Corvette production somewhat famously skipped the 1983 model year. The fourth-generation car hit the street in 1983 as a 1984 model, bringing with it a complete redesign of the car aside from the engine, with a sleek, modern design and digital instruments, as well as the second ZR-1 performance version. The fifth-gen car, introduced in 1997, saw another major upgrade, with improved build quality, increased performance, and better handling the result. The Z06 model was introduced in 2001, and engines continued to be upgraded, producing up to 405 hp in the Z06.
The sixth Corvette generation began in 2005, bringing with it all-new bodywork and improved suspension. Power climbed to 400 hp for the base Corvette initially, then up to 430 hp for its 6.2-liter LS3 V-8 engine, and 505 hp for the 7.0-liter Z06 in that generation. The ZR1 was added back to the lineup (without the hyphen) in late 2007 as a 2008 model, producing 638 hp from a supercharged 6.2-liter V-8 engine. The C6 was available in base Coupe and Convertible, as a Grand Sport version with upgraded brakes and special bodywork, as the track-ready Z06, and as the supercar-rivaling ZR1.
The Coupe and Convertible were the standard Corvettes, with 430 hp output and all the conveniences of a modern car, including available Bluetooth on some models, a choice of 6-speed manual or automatic transmission, and available leather interior. The Grand Sport was also available as both a coupe and convertible, though the coupe received a few performance upgrades over the soft-top, including a dry-sump oil system when equipped with the 6-speed manual transmission, plus the upgraded brakes and flared fenders that both variants get. The Corvette Z06 upped the performance ante with extensive use of carbon-fiber body panels and components, an aluminum frame, and a 505-hp engine. The ZR1 was king of the hill, its massive power output combined with Brembo ceramic carbon brakes, visible carbon fiber weave components, and a 205-mph top speed. Despite huge power and impressive performance figures, the brawny engines and tall gears in the Corvette enable it to achieve up to 26 mpg on the highway.

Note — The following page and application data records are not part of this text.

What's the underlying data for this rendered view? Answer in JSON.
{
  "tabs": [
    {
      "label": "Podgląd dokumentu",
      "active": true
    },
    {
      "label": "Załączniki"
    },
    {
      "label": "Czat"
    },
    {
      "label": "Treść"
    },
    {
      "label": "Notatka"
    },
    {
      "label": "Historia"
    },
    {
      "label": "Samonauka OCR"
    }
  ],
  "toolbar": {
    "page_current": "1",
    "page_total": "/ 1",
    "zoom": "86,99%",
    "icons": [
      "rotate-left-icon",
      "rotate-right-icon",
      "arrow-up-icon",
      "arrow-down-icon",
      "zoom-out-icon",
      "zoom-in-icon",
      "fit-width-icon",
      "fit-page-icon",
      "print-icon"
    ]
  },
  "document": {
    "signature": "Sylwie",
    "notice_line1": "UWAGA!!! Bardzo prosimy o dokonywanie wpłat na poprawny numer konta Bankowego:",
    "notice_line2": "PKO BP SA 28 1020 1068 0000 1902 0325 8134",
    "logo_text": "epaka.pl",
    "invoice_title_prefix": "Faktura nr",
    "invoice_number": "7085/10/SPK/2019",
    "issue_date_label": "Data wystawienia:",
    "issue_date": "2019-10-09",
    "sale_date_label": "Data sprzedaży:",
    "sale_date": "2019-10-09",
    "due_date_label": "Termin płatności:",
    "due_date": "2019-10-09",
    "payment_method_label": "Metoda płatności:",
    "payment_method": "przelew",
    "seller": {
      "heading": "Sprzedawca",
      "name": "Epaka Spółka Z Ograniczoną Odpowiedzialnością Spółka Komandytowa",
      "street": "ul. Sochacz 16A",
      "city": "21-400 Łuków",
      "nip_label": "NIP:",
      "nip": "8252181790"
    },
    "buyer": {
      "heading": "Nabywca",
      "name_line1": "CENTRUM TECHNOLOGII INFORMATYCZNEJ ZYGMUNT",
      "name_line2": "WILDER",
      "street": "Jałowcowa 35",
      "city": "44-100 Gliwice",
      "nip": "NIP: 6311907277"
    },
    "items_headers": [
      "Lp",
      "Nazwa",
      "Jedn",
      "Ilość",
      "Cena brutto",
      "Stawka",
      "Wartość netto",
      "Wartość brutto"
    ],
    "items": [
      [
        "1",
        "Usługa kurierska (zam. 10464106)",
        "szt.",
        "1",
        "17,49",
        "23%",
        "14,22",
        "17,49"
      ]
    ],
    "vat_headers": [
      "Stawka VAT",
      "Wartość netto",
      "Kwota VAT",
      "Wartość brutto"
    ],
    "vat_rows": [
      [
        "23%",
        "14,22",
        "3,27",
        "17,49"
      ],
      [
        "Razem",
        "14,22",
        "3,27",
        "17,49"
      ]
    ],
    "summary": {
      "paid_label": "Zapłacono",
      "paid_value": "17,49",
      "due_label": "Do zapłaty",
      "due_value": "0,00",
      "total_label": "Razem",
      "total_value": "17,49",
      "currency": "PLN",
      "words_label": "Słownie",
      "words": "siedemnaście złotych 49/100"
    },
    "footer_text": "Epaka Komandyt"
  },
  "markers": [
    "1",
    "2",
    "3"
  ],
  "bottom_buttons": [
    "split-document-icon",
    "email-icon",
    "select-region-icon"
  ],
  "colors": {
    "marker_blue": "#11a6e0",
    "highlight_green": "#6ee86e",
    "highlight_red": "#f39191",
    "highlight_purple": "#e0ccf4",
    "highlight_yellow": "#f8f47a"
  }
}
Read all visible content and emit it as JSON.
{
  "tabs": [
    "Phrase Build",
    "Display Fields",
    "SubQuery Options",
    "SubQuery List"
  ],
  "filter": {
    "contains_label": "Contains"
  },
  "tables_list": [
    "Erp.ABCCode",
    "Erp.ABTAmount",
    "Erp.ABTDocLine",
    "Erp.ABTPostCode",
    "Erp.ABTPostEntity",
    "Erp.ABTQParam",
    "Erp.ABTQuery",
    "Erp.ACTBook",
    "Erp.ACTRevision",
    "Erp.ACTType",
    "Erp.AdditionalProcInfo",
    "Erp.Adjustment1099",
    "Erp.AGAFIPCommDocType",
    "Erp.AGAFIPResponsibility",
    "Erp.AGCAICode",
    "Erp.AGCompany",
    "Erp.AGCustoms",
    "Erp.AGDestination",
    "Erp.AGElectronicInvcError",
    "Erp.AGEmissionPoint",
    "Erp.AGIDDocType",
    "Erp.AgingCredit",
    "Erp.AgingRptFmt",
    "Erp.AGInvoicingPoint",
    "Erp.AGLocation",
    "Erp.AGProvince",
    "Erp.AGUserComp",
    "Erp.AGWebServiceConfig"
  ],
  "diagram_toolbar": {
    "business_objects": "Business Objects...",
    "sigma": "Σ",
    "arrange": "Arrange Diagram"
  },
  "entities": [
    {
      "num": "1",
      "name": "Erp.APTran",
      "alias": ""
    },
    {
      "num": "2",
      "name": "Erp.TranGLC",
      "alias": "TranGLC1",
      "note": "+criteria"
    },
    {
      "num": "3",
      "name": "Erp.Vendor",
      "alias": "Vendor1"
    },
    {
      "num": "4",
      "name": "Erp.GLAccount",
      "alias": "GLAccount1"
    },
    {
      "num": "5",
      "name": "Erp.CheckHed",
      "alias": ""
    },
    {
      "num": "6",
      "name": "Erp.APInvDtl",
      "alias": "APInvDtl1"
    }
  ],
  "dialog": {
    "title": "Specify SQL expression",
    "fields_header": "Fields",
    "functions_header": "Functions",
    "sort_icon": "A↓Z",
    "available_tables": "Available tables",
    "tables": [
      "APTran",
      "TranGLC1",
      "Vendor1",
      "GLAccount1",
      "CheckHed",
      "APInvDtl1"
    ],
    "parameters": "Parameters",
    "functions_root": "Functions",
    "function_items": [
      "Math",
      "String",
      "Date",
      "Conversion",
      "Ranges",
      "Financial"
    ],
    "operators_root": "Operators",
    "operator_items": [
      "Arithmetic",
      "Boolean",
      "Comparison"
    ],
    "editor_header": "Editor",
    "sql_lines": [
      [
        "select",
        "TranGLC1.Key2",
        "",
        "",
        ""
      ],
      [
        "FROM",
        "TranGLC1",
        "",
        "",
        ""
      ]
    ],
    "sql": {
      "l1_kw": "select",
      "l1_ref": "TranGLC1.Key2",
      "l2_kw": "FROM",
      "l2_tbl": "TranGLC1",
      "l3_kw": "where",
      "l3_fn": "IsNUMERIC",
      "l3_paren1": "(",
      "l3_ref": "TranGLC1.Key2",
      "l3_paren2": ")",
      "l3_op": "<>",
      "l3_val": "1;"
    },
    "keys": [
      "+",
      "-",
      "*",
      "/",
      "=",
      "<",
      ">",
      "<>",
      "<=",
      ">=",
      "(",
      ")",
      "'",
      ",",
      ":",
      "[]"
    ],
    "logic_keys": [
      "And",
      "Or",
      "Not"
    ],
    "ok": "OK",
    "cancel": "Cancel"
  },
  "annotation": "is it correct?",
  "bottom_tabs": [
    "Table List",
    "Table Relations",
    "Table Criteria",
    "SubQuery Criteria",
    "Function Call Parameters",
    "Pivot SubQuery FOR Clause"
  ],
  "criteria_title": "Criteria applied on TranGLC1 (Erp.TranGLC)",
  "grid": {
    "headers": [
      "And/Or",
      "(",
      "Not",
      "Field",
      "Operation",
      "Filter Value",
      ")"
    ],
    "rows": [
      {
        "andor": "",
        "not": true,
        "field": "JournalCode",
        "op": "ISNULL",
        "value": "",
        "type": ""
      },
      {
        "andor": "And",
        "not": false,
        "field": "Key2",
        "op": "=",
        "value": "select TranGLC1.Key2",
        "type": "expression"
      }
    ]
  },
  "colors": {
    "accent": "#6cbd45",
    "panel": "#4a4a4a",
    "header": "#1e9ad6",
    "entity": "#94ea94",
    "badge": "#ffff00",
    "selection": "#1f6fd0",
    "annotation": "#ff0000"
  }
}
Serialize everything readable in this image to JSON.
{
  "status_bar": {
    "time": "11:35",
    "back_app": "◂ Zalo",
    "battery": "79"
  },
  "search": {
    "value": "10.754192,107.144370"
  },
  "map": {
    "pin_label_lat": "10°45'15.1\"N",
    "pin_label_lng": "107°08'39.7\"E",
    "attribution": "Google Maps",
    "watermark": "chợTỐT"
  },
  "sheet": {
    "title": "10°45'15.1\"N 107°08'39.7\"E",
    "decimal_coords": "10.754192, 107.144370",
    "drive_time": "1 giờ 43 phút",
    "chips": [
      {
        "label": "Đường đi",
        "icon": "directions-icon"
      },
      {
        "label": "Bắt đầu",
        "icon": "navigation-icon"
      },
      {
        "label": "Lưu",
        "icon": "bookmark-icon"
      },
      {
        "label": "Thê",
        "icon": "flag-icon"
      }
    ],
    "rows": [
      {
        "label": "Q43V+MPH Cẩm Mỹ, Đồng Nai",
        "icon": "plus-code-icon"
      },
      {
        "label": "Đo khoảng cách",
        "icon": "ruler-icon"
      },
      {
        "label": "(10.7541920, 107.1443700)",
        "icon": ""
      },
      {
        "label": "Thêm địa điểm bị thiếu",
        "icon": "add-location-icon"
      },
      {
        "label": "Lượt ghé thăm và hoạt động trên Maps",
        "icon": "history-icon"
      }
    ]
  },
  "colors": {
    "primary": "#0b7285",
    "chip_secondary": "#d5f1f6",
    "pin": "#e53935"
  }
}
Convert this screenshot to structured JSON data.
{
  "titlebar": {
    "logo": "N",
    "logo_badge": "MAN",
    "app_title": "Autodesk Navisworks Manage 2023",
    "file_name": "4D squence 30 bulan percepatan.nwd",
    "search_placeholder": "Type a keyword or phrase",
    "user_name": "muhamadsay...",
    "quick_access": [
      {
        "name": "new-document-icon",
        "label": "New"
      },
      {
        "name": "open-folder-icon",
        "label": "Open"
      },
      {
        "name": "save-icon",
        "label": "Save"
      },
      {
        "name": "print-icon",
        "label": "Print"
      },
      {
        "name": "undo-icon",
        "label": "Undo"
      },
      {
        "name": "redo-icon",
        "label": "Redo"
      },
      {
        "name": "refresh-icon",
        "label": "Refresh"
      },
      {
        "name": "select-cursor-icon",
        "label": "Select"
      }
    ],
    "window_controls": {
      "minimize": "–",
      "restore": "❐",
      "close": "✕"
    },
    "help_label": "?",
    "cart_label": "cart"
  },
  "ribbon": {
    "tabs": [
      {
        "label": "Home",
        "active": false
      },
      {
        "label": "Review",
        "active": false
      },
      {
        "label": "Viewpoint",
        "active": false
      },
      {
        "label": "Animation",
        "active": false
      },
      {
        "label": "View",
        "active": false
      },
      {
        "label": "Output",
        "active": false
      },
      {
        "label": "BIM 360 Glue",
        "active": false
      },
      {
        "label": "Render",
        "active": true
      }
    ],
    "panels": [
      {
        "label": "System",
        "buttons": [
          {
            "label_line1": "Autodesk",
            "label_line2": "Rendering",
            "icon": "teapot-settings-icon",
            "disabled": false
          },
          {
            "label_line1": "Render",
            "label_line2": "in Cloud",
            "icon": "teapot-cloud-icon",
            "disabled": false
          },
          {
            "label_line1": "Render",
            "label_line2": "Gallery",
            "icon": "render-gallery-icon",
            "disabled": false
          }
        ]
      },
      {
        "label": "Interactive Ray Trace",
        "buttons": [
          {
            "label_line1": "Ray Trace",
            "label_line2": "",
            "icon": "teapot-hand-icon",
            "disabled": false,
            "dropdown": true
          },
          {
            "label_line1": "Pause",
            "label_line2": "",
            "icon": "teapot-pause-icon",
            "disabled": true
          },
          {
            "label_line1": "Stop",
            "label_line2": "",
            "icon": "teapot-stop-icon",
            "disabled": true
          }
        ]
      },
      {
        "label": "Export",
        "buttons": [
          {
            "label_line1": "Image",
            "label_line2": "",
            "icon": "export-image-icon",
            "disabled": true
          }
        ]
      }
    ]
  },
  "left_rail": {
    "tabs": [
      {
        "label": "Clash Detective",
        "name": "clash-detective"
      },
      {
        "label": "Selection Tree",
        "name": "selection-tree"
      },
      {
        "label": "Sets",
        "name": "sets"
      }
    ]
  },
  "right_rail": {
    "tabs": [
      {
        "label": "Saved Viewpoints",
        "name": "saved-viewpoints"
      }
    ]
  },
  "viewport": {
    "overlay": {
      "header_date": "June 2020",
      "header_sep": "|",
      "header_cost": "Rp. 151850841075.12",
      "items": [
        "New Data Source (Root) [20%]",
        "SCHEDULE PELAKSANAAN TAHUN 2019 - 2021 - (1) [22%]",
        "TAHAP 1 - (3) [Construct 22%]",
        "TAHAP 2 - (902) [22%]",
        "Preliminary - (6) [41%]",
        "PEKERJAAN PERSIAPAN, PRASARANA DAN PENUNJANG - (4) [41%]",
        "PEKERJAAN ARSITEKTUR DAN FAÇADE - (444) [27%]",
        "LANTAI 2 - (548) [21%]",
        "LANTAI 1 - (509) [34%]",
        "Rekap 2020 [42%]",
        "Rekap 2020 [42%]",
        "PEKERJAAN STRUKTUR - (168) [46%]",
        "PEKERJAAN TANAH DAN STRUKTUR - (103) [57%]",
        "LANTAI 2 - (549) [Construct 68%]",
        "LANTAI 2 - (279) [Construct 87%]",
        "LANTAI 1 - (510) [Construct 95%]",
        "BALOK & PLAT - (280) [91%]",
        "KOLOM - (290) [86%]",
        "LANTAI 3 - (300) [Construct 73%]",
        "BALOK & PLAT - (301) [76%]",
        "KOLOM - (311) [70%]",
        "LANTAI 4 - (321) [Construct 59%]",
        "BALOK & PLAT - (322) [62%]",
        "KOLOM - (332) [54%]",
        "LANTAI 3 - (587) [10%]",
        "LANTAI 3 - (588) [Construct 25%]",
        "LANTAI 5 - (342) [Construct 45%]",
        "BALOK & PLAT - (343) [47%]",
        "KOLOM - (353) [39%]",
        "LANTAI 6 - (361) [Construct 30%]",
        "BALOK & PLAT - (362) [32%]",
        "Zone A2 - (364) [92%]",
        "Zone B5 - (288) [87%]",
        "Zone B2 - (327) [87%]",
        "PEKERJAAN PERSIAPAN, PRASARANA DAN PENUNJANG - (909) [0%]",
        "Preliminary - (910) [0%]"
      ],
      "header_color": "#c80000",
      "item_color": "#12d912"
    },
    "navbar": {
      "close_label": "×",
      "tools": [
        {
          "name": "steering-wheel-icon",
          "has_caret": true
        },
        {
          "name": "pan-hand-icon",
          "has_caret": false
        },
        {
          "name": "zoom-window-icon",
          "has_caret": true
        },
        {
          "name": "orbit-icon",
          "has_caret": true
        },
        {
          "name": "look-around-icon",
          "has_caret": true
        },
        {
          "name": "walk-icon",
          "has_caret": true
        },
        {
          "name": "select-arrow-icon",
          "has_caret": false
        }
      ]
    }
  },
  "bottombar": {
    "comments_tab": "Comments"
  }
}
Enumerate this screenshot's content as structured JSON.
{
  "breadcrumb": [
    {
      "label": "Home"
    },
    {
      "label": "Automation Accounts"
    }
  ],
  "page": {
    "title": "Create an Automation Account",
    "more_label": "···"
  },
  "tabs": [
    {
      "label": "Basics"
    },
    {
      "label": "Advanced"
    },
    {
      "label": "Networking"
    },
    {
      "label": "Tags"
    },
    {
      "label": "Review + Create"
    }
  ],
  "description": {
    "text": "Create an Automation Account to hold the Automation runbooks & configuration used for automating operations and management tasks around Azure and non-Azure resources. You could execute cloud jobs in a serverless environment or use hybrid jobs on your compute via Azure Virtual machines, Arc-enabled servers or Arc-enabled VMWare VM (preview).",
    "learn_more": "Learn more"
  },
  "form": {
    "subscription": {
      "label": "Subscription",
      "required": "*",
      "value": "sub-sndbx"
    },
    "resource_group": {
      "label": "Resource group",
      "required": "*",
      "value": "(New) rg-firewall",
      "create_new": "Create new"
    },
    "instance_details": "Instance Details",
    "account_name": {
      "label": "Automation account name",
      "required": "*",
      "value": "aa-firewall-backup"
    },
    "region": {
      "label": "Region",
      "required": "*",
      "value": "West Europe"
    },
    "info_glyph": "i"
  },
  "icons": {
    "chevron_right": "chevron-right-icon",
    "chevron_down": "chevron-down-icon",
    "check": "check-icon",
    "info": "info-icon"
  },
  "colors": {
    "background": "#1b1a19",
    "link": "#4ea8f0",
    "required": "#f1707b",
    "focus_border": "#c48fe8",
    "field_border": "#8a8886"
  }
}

While 2012 brought no major changes to the Corvette range, an updated interior, some new technology packages, and a selection of new exterior paint colors enhanced the offerings. The Corvette's high-performance Z06 and ZR1 models received updated performance packages as well. For the 2013 model year, a new 427 Convertible Collector Edition was added, pairing the Z06's LS7 V-8 engine with a Corvette Convertible body and unique 60th Anniversary touches. A 60th Anniversary Package was offered on all 2013 model Corvettes, adding a special touch to celebrate six decades of the nameplate. The sixth-generation (C6) Corvette set new benchmarks for the capabilities of a relatively affordable street-legal sports car, while its successor would take performance to even higher levels.